“Clarity over timing, scale and location of the UK pipeline enables the industry to focus on developing a diverse and inclusive culture which attracts and supports people from the whole of society. It means ensuring that we can support movement through the Just Transition, encouraging everyone from those in their first careers to career changers to make this the industry of their preferred choice.”


Melanie Onn
Workstream Sponsor, RenewableUK


The industry has committed to employing 33% women in offshore wind by 2030 (up from 18% in 2020) with an ambition to reach 40% and 9% BAME employees in offshore wind by 2030 (up from c.5%) with an ambition to reach 12%. The Diversity Working Group has been set up to deliver these ambitions. In partnership with The Equal Group, the Investment in Talent Group have created a best practice guide to help businesses and companies ensure their workplaces are accessible and attractive to those currently under-represented in the sector, and a charter for supporting women in the industry. It is already showing improvements in the number of women being employed, including an increase in the proportion of women on apprenticeships. More recently the working group has started to look at what needs to be done to improve diversity in terms of visible and invisible disabilities and to support social mobility.



The Apprenticeship Working Group has set a target for 2.5% of the employed offshore wind workforce to be from/ on apprenticeship schemes by 2030 (equating to roughly 3000 apprentices in the sector). In 2020 there were approximately 1.8% apprentices in the workforce. The working group is looking at ways to improve the numbers in the industry including a potential offshore wind industry apprenticeship programme. A review of how apprenticeships are delivered within industry is currently underway with the Apprenticeship Working Group.  

a girl being taugh engineering by a man in a white coat

Transition into the industry

As the anticipated growth in the industry is likely to be rapid in the near term, it is important to support the movement of people into the industry from other sectors, particularly the fossil fuel-based sectors. The Investment in Talent Group includes a Just Transition champion to ensure a focus on this area. In addition, it is beginning to look at how best to support employees from the oil and gas industry who have lost or at risk of losing their jobs. 

Offshore Access Pathway

The sector will deliver an improved Offshore Access Pathway, facilitating greater job-mobility between offshore industries. A joint statement was agreed by key cross sector stakeholders committing signatories to activity work in collaboration towards ever greater synergy of good working practice and mutual recognition of standards. A Memorandum of Understanding is currently being prepared to commit and provide the framework for the Offshore Wind, Oil and Gas, and Maritime contracting sectors to collaborative working on synergy analysis for the alignment, as far as possible, of training standards.
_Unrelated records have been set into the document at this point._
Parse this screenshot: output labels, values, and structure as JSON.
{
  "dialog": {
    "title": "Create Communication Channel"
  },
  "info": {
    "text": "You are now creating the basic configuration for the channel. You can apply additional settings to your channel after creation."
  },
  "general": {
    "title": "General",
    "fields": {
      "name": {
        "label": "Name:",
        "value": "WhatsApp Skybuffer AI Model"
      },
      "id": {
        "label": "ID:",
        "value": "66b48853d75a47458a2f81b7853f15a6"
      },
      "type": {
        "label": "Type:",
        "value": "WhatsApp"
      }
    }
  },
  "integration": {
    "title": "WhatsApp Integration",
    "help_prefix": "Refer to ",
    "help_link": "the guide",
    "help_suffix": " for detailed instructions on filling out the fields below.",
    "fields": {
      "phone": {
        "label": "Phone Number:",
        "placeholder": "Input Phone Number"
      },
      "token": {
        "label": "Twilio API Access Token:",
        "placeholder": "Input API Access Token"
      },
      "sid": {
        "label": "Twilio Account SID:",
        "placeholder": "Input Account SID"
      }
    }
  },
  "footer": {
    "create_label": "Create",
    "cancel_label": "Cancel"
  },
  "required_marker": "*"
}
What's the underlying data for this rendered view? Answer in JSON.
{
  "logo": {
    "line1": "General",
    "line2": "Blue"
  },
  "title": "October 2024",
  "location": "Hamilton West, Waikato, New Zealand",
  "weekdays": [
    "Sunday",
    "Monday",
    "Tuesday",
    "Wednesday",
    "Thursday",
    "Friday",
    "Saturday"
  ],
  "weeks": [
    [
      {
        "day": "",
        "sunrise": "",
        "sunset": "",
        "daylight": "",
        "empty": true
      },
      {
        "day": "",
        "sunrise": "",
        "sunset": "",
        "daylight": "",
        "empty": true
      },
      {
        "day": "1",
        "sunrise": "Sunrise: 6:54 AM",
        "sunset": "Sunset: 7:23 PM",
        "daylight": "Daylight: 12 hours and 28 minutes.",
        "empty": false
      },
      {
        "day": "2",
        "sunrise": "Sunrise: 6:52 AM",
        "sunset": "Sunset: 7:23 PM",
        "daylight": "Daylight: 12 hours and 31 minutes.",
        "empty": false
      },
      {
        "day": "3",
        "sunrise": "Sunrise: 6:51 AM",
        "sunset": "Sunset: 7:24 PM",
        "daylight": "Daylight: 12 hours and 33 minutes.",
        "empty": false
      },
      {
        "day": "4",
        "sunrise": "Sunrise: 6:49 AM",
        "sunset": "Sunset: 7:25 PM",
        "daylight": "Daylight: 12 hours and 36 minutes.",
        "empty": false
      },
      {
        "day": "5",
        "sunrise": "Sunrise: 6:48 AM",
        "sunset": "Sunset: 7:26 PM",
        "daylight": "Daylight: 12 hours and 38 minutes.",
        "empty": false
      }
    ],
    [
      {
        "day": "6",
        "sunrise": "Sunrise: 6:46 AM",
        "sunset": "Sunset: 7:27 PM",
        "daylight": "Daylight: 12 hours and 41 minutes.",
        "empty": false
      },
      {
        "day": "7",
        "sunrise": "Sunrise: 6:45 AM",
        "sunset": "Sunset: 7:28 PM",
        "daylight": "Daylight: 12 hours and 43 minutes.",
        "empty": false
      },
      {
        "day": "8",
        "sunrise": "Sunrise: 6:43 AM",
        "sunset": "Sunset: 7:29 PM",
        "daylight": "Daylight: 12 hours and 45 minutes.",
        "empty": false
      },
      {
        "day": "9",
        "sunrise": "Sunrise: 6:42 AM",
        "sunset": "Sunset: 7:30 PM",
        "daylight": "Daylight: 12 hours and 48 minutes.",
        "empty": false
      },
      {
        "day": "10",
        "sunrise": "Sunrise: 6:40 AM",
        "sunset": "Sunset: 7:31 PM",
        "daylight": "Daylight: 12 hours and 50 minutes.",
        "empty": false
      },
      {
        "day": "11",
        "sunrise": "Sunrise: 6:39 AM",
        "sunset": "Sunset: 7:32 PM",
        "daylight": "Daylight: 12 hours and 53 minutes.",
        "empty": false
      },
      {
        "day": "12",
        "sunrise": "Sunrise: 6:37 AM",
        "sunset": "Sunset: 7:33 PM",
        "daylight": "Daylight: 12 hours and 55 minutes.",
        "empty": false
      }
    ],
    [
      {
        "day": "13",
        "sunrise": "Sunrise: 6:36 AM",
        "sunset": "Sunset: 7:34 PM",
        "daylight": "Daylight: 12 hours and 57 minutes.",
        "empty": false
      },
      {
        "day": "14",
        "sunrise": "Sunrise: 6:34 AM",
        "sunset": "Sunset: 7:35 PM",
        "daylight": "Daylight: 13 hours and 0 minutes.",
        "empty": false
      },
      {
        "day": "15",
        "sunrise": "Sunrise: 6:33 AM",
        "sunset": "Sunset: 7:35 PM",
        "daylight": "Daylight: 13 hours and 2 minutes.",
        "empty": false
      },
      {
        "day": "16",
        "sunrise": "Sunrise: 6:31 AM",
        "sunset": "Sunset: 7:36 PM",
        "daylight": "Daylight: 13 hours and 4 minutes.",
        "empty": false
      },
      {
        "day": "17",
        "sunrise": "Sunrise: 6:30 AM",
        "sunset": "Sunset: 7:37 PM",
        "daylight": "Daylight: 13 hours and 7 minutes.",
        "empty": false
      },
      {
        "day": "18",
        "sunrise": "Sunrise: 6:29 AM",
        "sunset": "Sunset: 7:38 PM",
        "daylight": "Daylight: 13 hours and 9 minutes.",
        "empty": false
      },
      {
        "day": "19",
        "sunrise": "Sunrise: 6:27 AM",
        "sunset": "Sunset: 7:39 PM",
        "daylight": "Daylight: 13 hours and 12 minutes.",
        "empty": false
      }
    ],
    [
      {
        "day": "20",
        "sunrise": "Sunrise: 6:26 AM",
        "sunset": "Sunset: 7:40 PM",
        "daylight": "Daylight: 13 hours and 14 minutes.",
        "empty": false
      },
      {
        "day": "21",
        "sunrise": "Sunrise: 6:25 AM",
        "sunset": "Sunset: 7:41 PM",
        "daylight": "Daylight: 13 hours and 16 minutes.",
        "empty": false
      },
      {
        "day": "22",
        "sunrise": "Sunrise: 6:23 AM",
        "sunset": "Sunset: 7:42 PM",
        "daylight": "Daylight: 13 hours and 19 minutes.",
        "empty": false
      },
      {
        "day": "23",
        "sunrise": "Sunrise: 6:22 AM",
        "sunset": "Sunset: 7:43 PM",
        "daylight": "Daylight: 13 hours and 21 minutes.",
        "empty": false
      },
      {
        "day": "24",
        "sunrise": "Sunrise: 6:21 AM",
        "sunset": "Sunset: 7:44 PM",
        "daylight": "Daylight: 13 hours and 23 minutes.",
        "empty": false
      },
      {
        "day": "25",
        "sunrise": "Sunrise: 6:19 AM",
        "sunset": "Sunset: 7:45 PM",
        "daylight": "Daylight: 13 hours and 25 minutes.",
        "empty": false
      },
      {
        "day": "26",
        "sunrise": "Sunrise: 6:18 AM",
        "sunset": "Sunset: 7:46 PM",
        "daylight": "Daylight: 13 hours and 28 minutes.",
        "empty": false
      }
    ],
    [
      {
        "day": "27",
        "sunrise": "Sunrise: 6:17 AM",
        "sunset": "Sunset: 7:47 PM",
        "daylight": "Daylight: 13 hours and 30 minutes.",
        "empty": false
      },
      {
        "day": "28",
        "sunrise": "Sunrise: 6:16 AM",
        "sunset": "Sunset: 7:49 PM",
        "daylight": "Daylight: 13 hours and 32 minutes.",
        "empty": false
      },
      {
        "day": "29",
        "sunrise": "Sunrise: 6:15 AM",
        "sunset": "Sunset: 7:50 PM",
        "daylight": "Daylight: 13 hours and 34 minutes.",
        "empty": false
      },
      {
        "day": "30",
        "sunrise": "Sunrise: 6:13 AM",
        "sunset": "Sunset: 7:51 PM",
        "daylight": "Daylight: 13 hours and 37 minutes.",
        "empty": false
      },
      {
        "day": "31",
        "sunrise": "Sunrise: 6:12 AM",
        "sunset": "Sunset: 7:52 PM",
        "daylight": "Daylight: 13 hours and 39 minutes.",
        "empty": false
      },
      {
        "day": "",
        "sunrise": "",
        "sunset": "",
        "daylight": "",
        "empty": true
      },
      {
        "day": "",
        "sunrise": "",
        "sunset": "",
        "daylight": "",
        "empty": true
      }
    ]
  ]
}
An access portal will also be launch in 2021 to provide clear information on training requirements. 



There are a growing number of veterans in roles across the industry and the newly established Military Working Group is looking at how best to support the transition for former military personnel identifying the challenges service leavers face when trying to find employment in the offshore wind industry, and develop mechanisms and initiatives that aim to address them;  helping the industry understand the benefits veterans can bring to the offshore wind industry and offer easily accessible advice and guidance to service leavers to educate on the opportunities that exist within the industry. A LinkedIn group has been established to develop a network of ex-military in the industry with the primary aims of providing informal mentoring for serving, service-leavers and veterans that are considering a career in offshore wind, supporting newcomers into the industry, and then helping veterans stay in the industry by facilitating access to opportunities. 


Celia Anderson, People & Skills Director, RenewableUK